### PROMPT
Set down each line of the records once more, precisely, and omit the pictures.

Entries from a dataset of interfaces
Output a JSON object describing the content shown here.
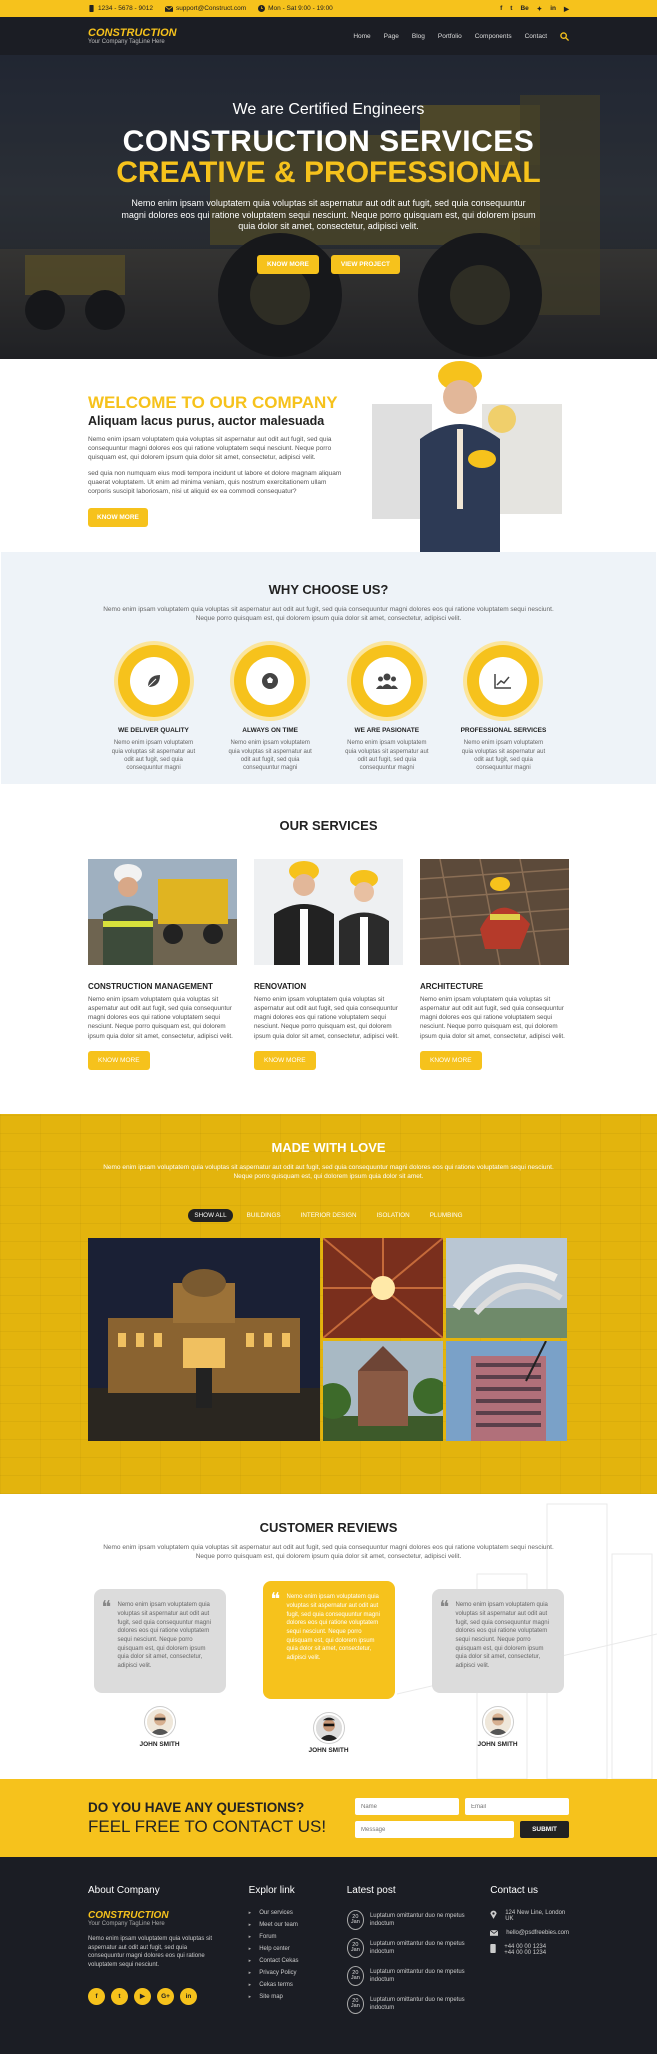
{
  "topbar": {
    "phone": "1234 - 5678 - 9012",
    "email": "support@Construct.com",
    "hours": "Mon - Sat 9:00 - 19:00",
    "social": [
      "f",
      "t",
      "Be",
      "✦",
      "in",
      "▶"
    ]
  },
  "nav": {
    "brand": "CONSTRUCTION",
    "tagline": "Your Company TagLine Here",
    "menu": [
      "Home",
      "Page",
      "Blog",
      "Portfolio",
      "Components",
      "Contact"
    ]
  },
  "hero": {
    "subtitle": "We are Certified Engineers",
    "title1": "CONSTRUCTION SERVICES",
    "title2": "CREATIVE & PROFESSIONAL",
    "desc": "Nemo enim ipsam voluptatem quia voluptas sit aspernatur aut odit aut fugit, sed quia consequuntur magni dolores eos qui ratione voluptatem sequi nesciunt. Neque porro quisquam est, qui dolorem ipsum quia dolor sit amet, consectetur, adipisci velit.",
    "btn1": "KNOW MORE",
    "btn2": "VIEW PROJECT"
  },
  "welcome": {
    "title": "WELCOME TO OUR COMPANY",
    "subtitle": "Aliquam lacus purus, auctor malesuada",
    "p1": "Nemo enim ipsam voluptatem quia voluptas sit aspernatur aut odit aut fugit, sed quia consequuntur magni dolores eos qui ratione voluptatem sequi nesciunt. Neque porro quisquam est, qui dolorem ipsum quia dolor sit amet, consectetur, adipisci velit.",
    "p2": "sed quia non numquam eius modi tempora incidunt ut labore et dolore magnam aliquam quaerat voluptatem. Ut enim ad minima veniam, quis nostrum exercitationem ullam corporis suscipit laboriosam, nisi ut aliquid ex ea commodi consequatur?",
    "btn": "KNOW MORE"
  },
  "why": {
    "title": "WHY CHOOSE US?",
    "desc": "Nemo enim ipsam voluptatem quia voluptas sit aspernatur aut odit aut fugit, sed quia consequuntur magni dolores eos qui ratione voluptatem sequi nesciunt. Neque porro quisquam est, qui dolorem ipsum quia dolor sit amet, consectetur, adipisci velit.",
    "features": [
      {
        "title": "WE DELIVER QUALITY",
        "text": "Nemo enim ipsam voluptatem quia voluptas sit aspernatur aut odit aut fugit, sed quia consequuntur magni",
        "icon": "leaf-icon"
      },
      {
        "title": "ALWAYS ON TIME",
        "text": "Nemo enim ipsam voluptatem quia voluptas sit aspernatur aut odit aut fugit, sed quia consequuntur magni",
        "icon": "football-icon"
      },
      {
        "title": "WE ARE PASIONATE",
        "text": "Nemo enim ipsam voluptatem quia voluptas sit aspernatur aut odit aut fugit, sed quia consequuntur magni",
        "icon": "team-icon"
      },
      {
        "title": "PROFESSIONAL SERVICES",
        "text": "Nemo enim ipsam voluptatem quia voluptas sit aspernatur aut odit aut fugit, sed quia consequuntur magni",
        "icon": "chart-icon"
      }
    ]
  },
  "services": {
    "title": "OUR SERVICES",
    "items": [
      {
        "title": "CONSTRUCTION MANAGEMENT",
        "text": "Nemo enim ipsam voluptatem quia voluptas sit aspernatur aut odit aut fugit, sed quia consequuntur magni dolores eos qui ratione voluptatem sequi nesciunt. Neque porro quisquam est, qui dolorem ipsum quia dolor sit amet, consectetur, adipisci velit.",
        "btn": "KNOW MORE"
      },
      {
        "title": "RENOVATION",
        "text": "Nemo enim ipsam voluptatem quia voluptas sit aspernatur aut odit aut fugit, sed quia consequuntur magni dolores eos qui ratione voluptatem sequi nesciunt. Neque porro quisquam est, qui dolorem ipsum quia dolor sit amet, consectetur, adipisci velit.",
        "btn": "KNOW MORE"
      },
      {
        "title": "ARCHITECTURE",
        "text": "Nemo enim ipsam voluptatem quia voluptas sit aspernatur aut odit aut fugit, sed quia consequuntur magni dolores eos qui ratione voluptatem sequi nesciunt. Neque porro quisquam est, qui dolorem ipsum quia dolor sit amet, consectetur, adipisci velit.",
        "btn": "KNOW MORE"
      }
    ]
  },
  "made": {
    "title": "MADE WITH LOVE",
    "desc": "Nemo enim ipsam voluptatem quia voluptas sit aspernatur aut odit aut fugit, sed quia consequuntur magni dolores eos qui ratione voluptatem sequi nesciunt. Neque porro quisquam est, qui dolorem ipsum quia dolor sit amet.",
    "filters": [
      "SHOW ALL",
      "BUILDINGS",
      "INTERIOR DESIGN",
      "ISOLATION",
      "PLUMBING"
    ]
  },
  "reviews": {
    "title": "CUSTOMER REVIEWS",
    "desc": "Nemo enim ipsam voluptatem quia voluptas sit aspernatur aut odit aut fugit, sed quia consequuntur magni dolores eos qui ratione voluptatem sequi nesciunt. Neque porro quisquam est, qui dolorem ipsum quia dolor sit amet, consectetur, adipisci velit.",
    "items": [
      {
        "text": "Nemo enim ipsam voluptatem quia voluptas sit aspernatur aut odit aut fugit, sed quia consequuntur magni dolores eos qui ratione voluptatem sequi nesciunt. Neque porro quisquam est, qui dolorem ipsum quia dolor sit amet, consectetur, adipisci velit.",
        "name": "JOHN SMITH"
      },
      {
        "text": "Nemo enim ipsam voluptatem quia voluptas sit aspernatur aut odit aut fugit, sed quia consequuntur magni dolores eos qui ratione voluptatem sequi nesciunt. Neque porro quisquam est, qui dolorem ipsum quia dolor sit amet, consectetur, adipisci velit.",
        "name": "JOHN SMITH"
      },
      {
        "text": "Nemo enim ipsam voluptatem quia voluptas sit aspernatur aut odit aut fugit, sed quia consequuntur magni dolores eos qui ratione voluptatem sequi nesciunt. Neque porro quisquam est, qui dolorem ipsum quia dolor sit amet, consectetur, adipisci velit.",
        "name": "JOHN SMITH"
      }
    ]
  },
  "contact": {
    "line1": "DO YOU HAVE ANY QUESTIONS?",
    "line2": "FEEL FREE TO CONTACT US!",
    "name_ph": "Name",
    "email_ph": "Email",
    "message_ph": "Message",
    "submit": "SUBMIT"
  },
  "footer": {
    "about_title": "About Company",
    "brand": "CONSTRUCTION",
    "tagline": "Your Company TagLine Here",
    "about_text": "Nemo enim ipsam voluptatem quia voluptas sit aspernatur aut odit aut fugit, sed quia consequuntur magni dolores eos qui ratione voluptatem sequi nesciunt.",
    "socials": [
      "f",
      "t",
      "▶",
      "G+",
      "in"
    ],
    "links_title": "Explor link",
    "links": [
      "Our services",
      "Meet our team",
      "Forum",
      "Help center",
      "Contact Cekas",
      "Privacy Policy",
      "Cekas terms",
      "Site map"
    ],
    "posts_title": "Latest post",
    "posts": [
      {
        "day": "20",
        "month": "Jan",
        "text": "Luptatum omittantur duo ne mpetus indoctum"
      },
      {
        "day": "20",
        "month": "Jan",
        "text": "Luptatum omittantur duo ne mpetus indoctum"
      },
      {
        "day": "20",
        "month": "Jan",
        "text": "Luptatum omittantur duo ne mpetus indoctum"
      },
      {
        "day": "20",
        "month": "Jan",
        "text": "Luptatum omittantur duo ne mpetus indoctum"
      }
    ],
    "contact_title": "Contact us",
    "address": "124 New Line, London UK",
    "email": "hello@psdfreebies.com",
    "phone1": "+44 00 00 1234",
    "phone2": "+44 00 00 1234"
  },
  "colors": {
    "accent": "#f6c21c",
    "dark": "#1b1d24"
  }
}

### EXERCISE OUTPUT
Output a JSON object describing the content shown here.
{
  "topbar": {
    "phone": "1234 - 5678 - 9012",
    "email": "support@Construct.com",
    "hours": "Mon - Sat 9:00 - 19:00",
    "social": [
      "f",
      "t",
      "Be",
      "✦",
      "in",
      "▶"
    ]
  },
  "nav": {
    "brand": "CONSTRUCTION",
    "tagline": "Your Company TagLine Here",
    "menu": [
      "Home",
      "Page",
      "Blog",
      "Portfolio",
      "Components",
      "Contact"
    ]
  },
  "hero": {
    "subtitle": "We are Certified Engineers",
    "title1": "CONSTRUCTION SERVICES",
    "title2": "CREATIVE & PROFESSIONAL",
    "desc": "Nemo enim ipsam voluptatem quia voluptas sit aspernatur aut odit aut fugit, sed quia consequuntur magni dolores eos qui ratione voluptatem sequi nesciunt. Neque porro quisquam est, qui dolorem ipsum quia dolor sit amet, consectetur, adipisci velit.",
    "btn1": "KNOW MORE",
    "btn2": "VIEW PROJECT"
  },
  "welcome": {
    "title": "WELCOME TO OUR COMPANY",
    "subtitle": "Aliquam lacus purus, auctor malesuada",
    "p1": "Nemo enim ipsam voluptatem quia voluptas sit aspernatur aut odit aut fugit, sed quia consequuntur magni dolores eos qui ratione voluptatem sequi nesciunt. Neque porro quisquam est, qui dolorem ipsum quia dolor sit amet, consectetur, adipisci velit.",
    "p2": "sed quia non numquam eius modi tempora incidunt ut labore et dolore magnam aliquam quaerat voluptatem. Ut enim ad minima veniam, quis nostrum exercitationem ullam corporis suscipit laboriosam, nisi ut aliquid ex ea commodi consequatur?",
    "btn": "KNOW MORE"
  },
  "why": {
    "title": "WHY CHOOSE US?",
    "desc": "Nemo enim ipsam voluptatem quia voluptas sit aspernatur aut odit aut fugit, sed quia consequuntur magni dolores eos qui ratione voluptatem sequi nesciunt. Neque porro quisquam est, qui dolorem ipsum quia dolor sit amet, consectetur, adipisci velit.",
    "features": [
      {
        "title": "WE DELIVER QUALITY",
        "text": "Nemo enim ipsam voluptatem quia voluptas sit aspernatur aut odit aut fugit, sed quia consequuntur magni",
        "icon": "leaf-icon"
      },
      {
        "title": "ALWAYS ON TIME",
        "text": "Nemo enim ipsam voluptatem quia voluptas sit aspernatur aut odit aut fugit, sed quia consequuntur magni",
        "icon": "football-icon"
      },
      {
        "title": "WE ARE PASIONATE",
        "text": "Nemo enim ipsam voluptatem quia voluptas sit aspernatur aut odit aut fugit, sed quia consequuntur magni",
        "icon": "team-icon"
      },
      {
        "title": "PROFESSIONAL SERVICES",
        "text": "Nemo enim ipsam voluptatem quia voluptas sit aspernatur aut odit aut fugit, sed quia consequuntur magni",
        "icon": "chart-icon"
      }
    ]
  },
  "services": {
    "title": "OUR SERVICES",
    "items": [
      {
        "title": "CONSTRUCTION MANAGEMENT",
        "text": "Nemo enim ipsam voluptatem quia voluptas sit aspernatur aut odit aut fugit, sed quia consequuntur magni dolores eos qui ratione voluptatem sequi nesciunt. Neque porro quisquam est, qui dolorem ipsum quia dolor sit amet, consectetur, adipisci velit.",
        "btn": "KNOW MORE"
      },
      {
        "title": "RENOVATION",
        "text": "Nemo enim ipsam voluptatem quia voluptas sit aspernatur aut odit aut fugit, sed quia consequuntur magni dolores eos qui ratione voluptatem sequi nesciunt. Neque porro quisquam est, qui dolorem ipsum quia dolor sit amet, consectetur, adipisci velit.",
        "btn": "KNOW MORE"
      },
      {
        "title": "ARCHITECTURE",
        "text": "Nemo enim ipsam voluptatem quia voluptas sit aspernatur aut odit aut fugit, sed quia consequuntur magni dolores eos qui ratione voluptatem sequi nesciunt. Neque porro quisquam est, qui dolorem ipsum quia dolor sit amet, consectetur, adipisci velit.",
        "btn": "KNOW MORE"
      }
    ]
  },
  "made": {
    "title": "MADE WITH LOVE",
    "desc": "Nemo enim ipsam voluptatem quia voluptas sit aspernatur aut odit aut fugit, sed quia consequuntur magni dolores eos qui ratione voluptatem sequi nesciunt. Neque porro quisquam est, qui dolorem ipsum quia dolor sit amet.",
    "filters": [
      "SHOW ALL",
      "BUILDINGS",
      "INTERIOR DESIGN",
      "ISOLATION",
      "PLUMBING"
    ]
  },
  "reviews": {
    "title": "CUSTOMER REVIEWS",
    "desc": "Nemo enim ipsam voluptatem quia voluptas sit aspernatur aut odit aut fugit, sed quia consequuntur magni dolores eos qui ratione voluptatem sequi nesciunt. Neque porro quisquam est, qui dolorem ipsum quia dolor sit amet, consectetur, adipisci velit.",
    "items": [
      {
        "text": "Nemo enim ipsam voluptatem quia voluptas sit aspernatur aut odit aut fugit, sed quia consequuntur magni dolores eos qui ratione voluptatem sequi nesciunt. Neque porro quisquam est, qui dolorem ipsum quia dolor sit amet, consectetur, adipisci velit.",
        "name": "JOHN SMITH"
      },
      {
        "text": "Nemo enim ipsam voluptatem quia voluptas sit aspernatur aut odit aut fugit, sed quia consequuntur magni dolores eos qui ratione voluptatem sequi nesciunt. Neque porro quisquam est, qui dolorem ipsum quia dolor sit amet, consectetur, adipisci velit.",
        "name": "JOHN SMITH"
      },
      {
        "text": "Nemo enim ipsam voluptatem quia voluptas sit aspernatur aut odit aut fugit, sed quia consequuntur magni dolores eos qui ratione voluptatem sequi nesciunt. Neque porro quisquam est, qui dolorem ipsum quia dolor sit amet, consectetur, adipisci velit.",
        "name": "JOHN SMITH"
      }
    ]
  },
  "contact": {
    "line1": "DO YOU HAVE ANY QUESTIONS?",
    "line2": "FEEL FREE TO CONTACT US!",
    "name_ph": "Name",
    "email_ph": "Email",
    "message_ph": "Message",
    "submit": "SUBMIT"
  },
  "footer": {
    "about_title": "About Company",
    "brand": "CONSTRUCTION",
    "tagline": "Your Company TagLine Here",
    "about_text": "Nemo enim ipsam voluptatem quia voluptas sit aspernatur aut odit aut fugit, sed quia consequuntur magni dolores eos qui ratione voluptatem sequi nesciunt.",
    "socials": [
      "f",
      "t",
      "▶",
      "G+",
      "in"
    ],
    "links_title": "Explor link",
    "links": [
      "Our services",
      "Meet our team",
      "Forum",
      "Help center",
      "Contact Cekas",
      "Privacy Policy",
      "Cekas terms",
      "Site map"
    ],
    "posts_title": "Latest post",
    "posts": [
      {
        "day": "20",
        "month": "Jan",
        "text": "Luptatum omittantur duo ne mpetus indoctum"
      },
      {
        "day": "20",
        "month": "Jan",
        "text": "Luptatum omittantur duo ne mpetus indoctum"
      },
      {
        "day": "20",
        "month": "Jan",
        "text": "Luptatum omittantur duo ne mpetus indoctum"
      },
      {
        "day": "20",
        "month": "Jan",
        "text": "Luptatum omittantur duo ne mpetus indoctum"
      }
    ],
    "contact_title": "Contact us",
    "address": "124 New Line, London UK",
    "email": "hello@psdfreebies.com",
    "phone1": "+44 00 00 1234",
    "phone2": "+44 00 00 1234"
  },
  "colors": {
    "accent": "#f6c21c",
    "dark": "#1b1d24"
  }
}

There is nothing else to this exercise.